“(Former Prime Minister Hubert) Ingraham and Mr Christie were fired from Cabinet by (former Prime Minister) Lynden Pindling in 1985,” Mr Smith, a PLP stalwart councillor said. “Ingraham contested his seat in Abaco in 1987. Christie contested as an independent. They both won because there was very little effort put against them even though the PLP nominated candidates.
“After 1987 they were in the House for a little while then Mr Christie came back to the PLP and was made minister of trade and industry in 1989.
“So when the election of 1992 had occurred, Christie would have been back in the PLP (but) the FNM won the 1992 election. But when he came back to the PLP Algernon Allen who was then the member of Parliament for Marathon referred to Mr Christie in the most vile way and said that he swam through vomit. That’s what Allen said of Christie.”
He added: “Every Bahamian is welcome to identify with the Progressive Liberal Party. The only real consideration must be the belief that the PLP is the best political organisation to make the Bahamas the best country possible.
“We are happy when converts join us. We hope that they do not expect any special considerations or rewards. If those who identify with the party or its leader on Thursday evening are expecting or have received special treatment, then they may be viewed as opportunists or political parasites. I hope that Algernon Allen now realises that anyone who comes to the PLP does not have to swim in vomit or any such thing to get to the PLP.
“The PLP is a party open to all progressive thinking Bahamians who love their country and its people. I am sure if any of them have come to the PLP genuinely to believe in the PLP and its leader we would welcome them. But if it becomes known that they did it for some special consideration and or job appointment or something that isn’t readily available to any and every Bahamas, then those individuals could be regarded as political parasites.”

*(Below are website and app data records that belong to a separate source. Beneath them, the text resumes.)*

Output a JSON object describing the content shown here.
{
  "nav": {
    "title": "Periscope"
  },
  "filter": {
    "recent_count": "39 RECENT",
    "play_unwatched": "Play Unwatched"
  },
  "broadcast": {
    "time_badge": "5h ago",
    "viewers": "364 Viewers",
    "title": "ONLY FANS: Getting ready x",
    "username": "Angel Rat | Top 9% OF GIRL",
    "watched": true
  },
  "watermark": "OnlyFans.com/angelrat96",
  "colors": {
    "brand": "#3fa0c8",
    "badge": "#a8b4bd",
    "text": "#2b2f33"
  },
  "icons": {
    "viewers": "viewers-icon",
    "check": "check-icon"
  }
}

While PLPs celebrated the new pledge of allegiance for the prime minister by the group, many FNMs viewed it as weak and incapable of causing any real implications for the already fractured FNM.
Mr Allen, then minister of housing and social development, was fired from the post on August 28, 2001 after then Prime Minister Hubert Ingraham asked him to resign, but he refused. Earlier that month he had lost his leadership bid to replace Mr Ingraham as FNM leader.
In that year, former National Security Minister Tommy Turnquest and former Labour Minister Dion Foulkes were the leader designate and deputy leader designate respectively, elected in a specially convened leadership process. Mr Allen then alleged that this process was “corrupted”.
Despite this contentious relationship, the following year in 2002, he declared that he was “totally committed to the FNM.”
Mr Woodside served in the last Ingraham administration. In January 2016, the PLP announced that he had joined the party.